I’m pretty lucky in that I have made it almost twenty years since diagnosis and only had cirrhosis for a few years.  Right now I am trying to get listed for transplant, which involves lots and lots of testing, and regular screening for cholangiocarcinoma.  It’s both terrifying and exciting because it’s been so many years since I actually felt good and I have heard that life after transplant is amazing, but actually getting the transplant is not guaranteed and can take a long time.

A lot has changed in how this disease is treated over the last twenty years, though.  When I was first diagnosed, I was told people with PSC weren’t good transplant candidates, and now we know that people with PSC have a great success rate with transplants.  My first ob/gyn told me I had to abort my daughter or risk killing both of us, but I changed to a high risk specialist and it turned out that my symptoms actually improved during pregnancy.  There’s no way to know what will come next but I can keep hoping.


Old friends used to make jokes about me being incurable.  At the time, I was young, I had just been diagnosed, and although I had dropped out of school to have lots of surgery and try to recover, I still had the optimism required to see the humor in it.  I had been told I wouldn’t live much past thirty if I made it that long, so I took up smoking and reading full-time, since I loved both and didn’t expect lung cancer to be an issue.

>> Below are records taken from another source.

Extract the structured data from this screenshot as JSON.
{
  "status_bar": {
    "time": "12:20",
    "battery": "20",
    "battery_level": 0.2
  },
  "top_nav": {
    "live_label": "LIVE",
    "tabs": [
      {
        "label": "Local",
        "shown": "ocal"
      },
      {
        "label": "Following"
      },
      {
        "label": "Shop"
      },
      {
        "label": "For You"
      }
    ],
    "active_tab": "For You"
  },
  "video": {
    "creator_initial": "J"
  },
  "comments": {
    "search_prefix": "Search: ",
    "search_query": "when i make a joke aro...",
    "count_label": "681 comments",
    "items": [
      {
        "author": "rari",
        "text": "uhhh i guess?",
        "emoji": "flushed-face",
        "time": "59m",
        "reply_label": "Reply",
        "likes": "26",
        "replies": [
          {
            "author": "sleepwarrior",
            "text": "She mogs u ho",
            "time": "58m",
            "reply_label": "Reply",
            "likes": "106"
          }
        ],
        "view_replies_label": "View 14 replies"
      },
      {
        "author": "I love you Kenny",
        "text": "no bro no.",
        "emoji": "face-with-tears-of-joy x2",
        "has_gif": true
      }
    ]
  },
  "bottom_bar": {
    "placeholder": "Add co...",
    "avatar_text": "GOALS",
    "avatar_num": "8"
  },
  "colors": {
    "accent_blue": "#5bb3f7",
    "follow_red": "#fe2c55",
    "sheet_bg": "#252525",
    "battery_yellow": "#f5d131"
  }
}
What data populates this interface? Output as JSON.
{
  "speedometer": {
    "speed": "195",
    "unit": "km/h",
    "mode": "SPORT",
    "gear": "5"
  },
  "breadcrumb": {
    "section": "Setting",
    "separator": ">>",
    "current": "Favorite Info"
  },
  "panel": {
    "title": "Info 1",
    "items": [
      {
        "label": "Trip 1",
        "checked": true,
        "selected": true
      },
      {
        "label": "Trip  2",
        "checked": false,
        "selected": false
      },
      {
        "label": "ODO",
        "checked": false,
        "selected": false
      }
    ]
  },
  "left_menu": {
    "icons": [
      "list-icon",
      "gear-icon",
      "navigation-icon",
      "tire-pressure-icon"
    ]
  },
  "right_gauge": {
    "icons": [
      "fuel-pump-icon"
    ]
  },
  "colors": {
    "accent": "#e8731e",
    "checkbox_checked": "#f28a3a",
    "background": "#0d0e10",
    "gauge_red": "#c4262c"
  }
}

Going back to school seemed ludicrous, since it was unlikely I’d ever be well enough to work outside of the house and even graduating didn’t seem like that realistic of a goal – my last semester I watched my grades fall as I stopped to puke in the bushes nearer my apartment each time I tried to walk to school.  There was no amount of accommodations that made my GPA seem salvageable, and the situation seemed so absurd that I didn’t even protest when my first husband enlisted in the army and asked for Germany as a first duty station.  If I was going to devote the rest of my life to trying to raise my daughter, puking in bushes, and chain-smoking, I couldn’t think of a better place to do it than Europe.  Primary sclerosing cholangitis was relatively unheard of, so when we were asked during in-processing if it would require me to be in the exceptional family member program, I crossed my fingers and said no.  There was no treatment anyway, so I could be incurable and untreatable at least as happily while seeing the world as I could in Houston.

A decade and a half has passed since then, and while I have developed many strategies for avoiding random acts of yard sabotage, there is still no cure for primary sclerosing cholangitis.  There is still no treatment, although there are some in trials that look promising, and to borrow a line from Monty Python, I’m not dead yet,

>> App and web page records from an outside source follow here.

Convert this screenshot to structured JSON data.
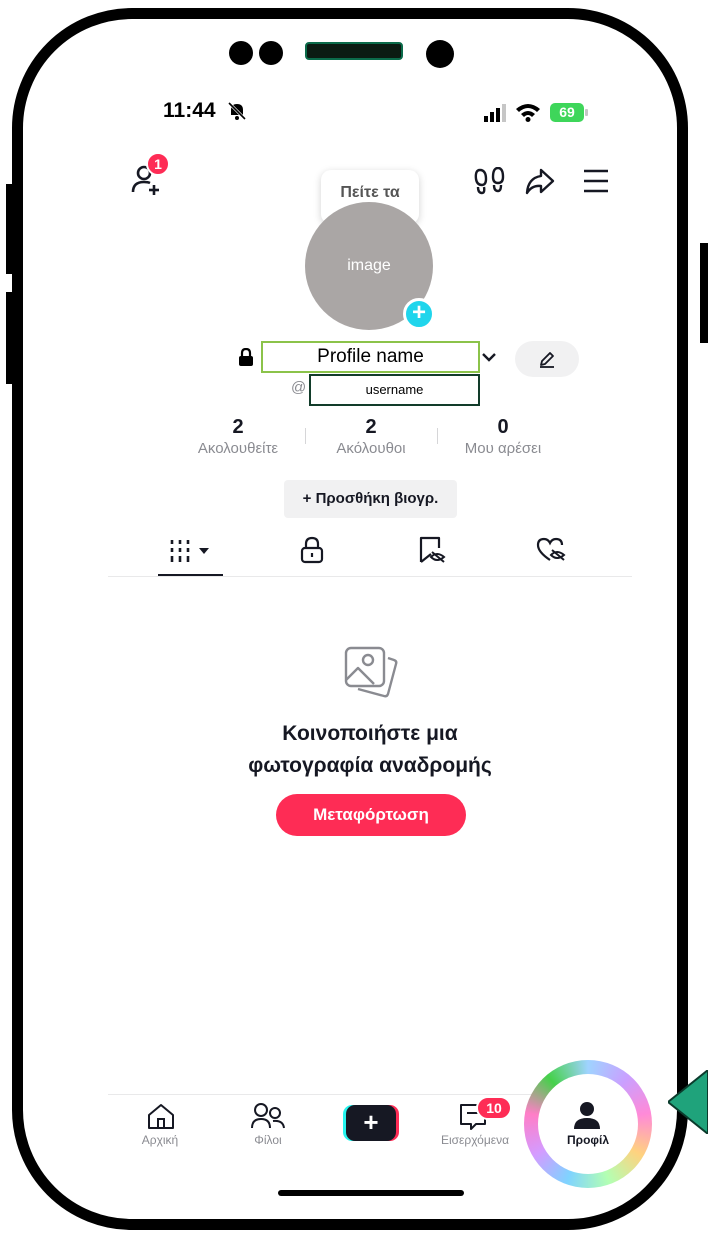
{
  "status_bar": {
    "time": "11:44",
    "battery": "69"
  },
  "header": {
    "add_friend_badge": "1",
    "tooltip": "Πείτε τα"
  },
  "profile": {
    "avatar_placeholder": "image",
    "name": "Profile name",
    "at": "@",
    "username": "username"
  },
  "stats": [
    {
      "value": "2",
      "label": "Ακολουθείτε"
    },
    {
      "value": "2",
      "label": "Ακόλουθοι"
    },
    {
      "value": "0",
      "label": "Μου αρέσει"
    }
  ],
  "bio_button": "+ Προσθήκη βιογρ.",
  "empty_state": {
    "title_line1": "Κοινοποιήστε μια",
    "title_line2": "φωτογραφία αναδρομής",
    "button": "Μεταφόρτωση"
  },
  "nav": {
    "home": "Αρχική",
    "friends": "Φίλοι",
    "inbox": "Εισερχόμενα",
    "inbox_badge": "10",
    "profile": "Προφίλ"
  },
  "colors": {
    "accent": "#fe2c55",
    "plus": "#20d5ec",
    "battery": "#3ed65a"
  }
}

so I have gone back to school (and given up smoking).

Hopefully, at some point I can trade in being a professional student for some sort of writing or editing work that can also be toted around in a backpack and worked on from any bed I happen to be making a desk, whether it is mine or in a hospital, or on the other side of the world.  Alternately, I’d settle for a cure, a liver transplant, or a miracle.

Friends look nervous these days when I refer to myself as incurable, although I usually mean my sense of humor, or optimism, or some other impractical habit.  But the optimism seems to be as accurate as any prognosis I have ever been given, so I’m going to ignore the ending of his story to close this introduction with one of my favorite heroes of impossible situations: